Jupiter is the largest planet in our Solar System and NASA’s Juno probe orbiting the gas giant has delivered some stunning images time and time again. NASA scientists used some of the probe’s most recent infrared snapshots to map the planet’s intense winds, and the resulting images are downright awesome.

These pictures, which were taken on Jupiter’s north and south poles, reveal the massive wind towers that dominate not only its upper atmosphere but also stretch deep into the planet. As NASA explains, the jet streams that create the eye-catching patterns originate far below what we are able to see from its cloud tops, and the cyclones are unlike anything observed before in the Solar System, including here on Earth.

The weather systems that generate the huge storms and swirling torrents goes deeper than scientists had originally thought. The cyclones we see above stretch as deep as 1,900 miles into the planet. Obviously, this dwarfs anything we’d ever see here on Earth, and puts storm systems on every other planet in our Solar System to shame. These new findings are being published in a series in the journal Nature.

The “weather layer” of jupiter accounts for roughly one percent of the planet’s total mass. That might not sound like much, but it’s actually a greater ratio than that of Earth. “Earth’s atmosphere is less than one millionth of the total mass of Earth,” Yohai Kaspi, lead author of the research, explains. “The fact that Jupiter has such a massive region rotating in separate east-west bands is definitely a surprise.”
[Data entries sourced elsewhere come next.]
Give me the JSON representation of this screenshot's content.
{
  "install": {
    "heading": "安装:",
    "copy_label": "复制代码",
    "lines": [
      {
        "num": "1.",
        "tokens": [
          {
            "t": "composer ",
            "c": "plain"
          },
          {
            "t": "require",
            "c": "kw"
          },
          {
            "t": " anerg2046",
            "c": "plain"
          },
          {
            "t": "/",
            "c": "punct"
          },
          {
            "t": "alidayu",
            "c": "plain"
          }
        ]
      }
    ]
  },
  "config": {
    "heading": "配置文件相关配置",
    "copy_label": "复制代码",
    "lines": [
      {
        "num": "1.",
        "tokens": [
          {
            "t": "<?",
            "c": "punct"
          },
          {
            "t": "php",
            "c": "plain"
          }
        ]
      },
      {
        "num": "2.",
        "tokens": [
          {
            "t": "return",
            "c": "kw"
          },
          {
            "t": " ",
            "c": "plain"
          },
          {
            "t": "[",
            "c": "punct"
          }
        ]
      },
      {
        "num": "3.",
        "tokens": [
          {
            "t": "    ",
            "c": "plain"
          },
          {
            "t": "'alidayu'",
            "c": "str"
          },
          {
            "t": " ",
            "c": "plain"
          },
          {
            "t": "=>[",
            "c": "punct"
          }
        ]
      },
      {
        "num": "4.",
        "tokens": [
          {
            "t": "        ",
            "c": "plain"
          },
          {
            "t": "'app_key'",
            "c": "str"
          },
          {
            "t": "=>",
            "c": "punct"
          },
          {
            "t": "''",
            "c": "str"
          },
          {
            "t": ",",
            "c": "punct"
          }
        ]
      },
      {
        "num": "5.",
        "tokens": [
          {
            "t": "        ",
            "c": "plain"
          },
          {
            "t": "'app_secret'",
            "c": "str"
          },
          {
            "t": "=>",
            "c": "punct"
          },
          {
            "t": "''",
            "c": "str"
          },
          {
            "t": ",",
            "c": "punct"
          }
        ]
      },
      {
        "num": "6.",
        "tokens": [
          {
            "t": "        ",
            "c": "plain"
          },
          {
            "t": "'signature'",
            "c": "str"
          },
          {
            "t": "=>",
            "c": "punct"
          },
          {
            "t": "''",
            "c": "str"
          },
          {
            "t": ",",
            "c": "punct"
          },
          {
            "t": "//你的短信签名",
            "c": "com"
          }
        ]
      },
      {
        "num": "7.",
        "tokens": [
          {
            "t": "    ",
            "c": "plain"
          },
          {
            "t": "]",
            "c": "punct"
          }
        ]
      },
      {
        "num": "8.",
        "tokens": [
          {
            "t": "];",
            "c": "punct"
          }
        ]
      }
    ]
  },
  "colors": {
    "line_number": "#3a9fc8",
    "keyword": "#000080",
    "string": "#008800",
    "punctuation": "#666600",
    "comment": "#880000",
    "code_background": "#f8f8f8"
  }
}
These new discoveries were made possible thanks to Juno’s high-tech equipment. Its infrared imaging hardware cuts through the cloud tops and captures the structure below, which has never been possible before. And as cool as this all is, the spacecraft is just getting started.

“These astonishing science results are yet another example of Jupiter’s curve balls, and a testimony to the value of exploring the unknown from a new perspective with next-generation instruments,” Scott Bolton, principal investigator of Juno, notes. “Juno is only about one third the way through its primary mission, and already we are seeing the beginnings of a new Jupiter.”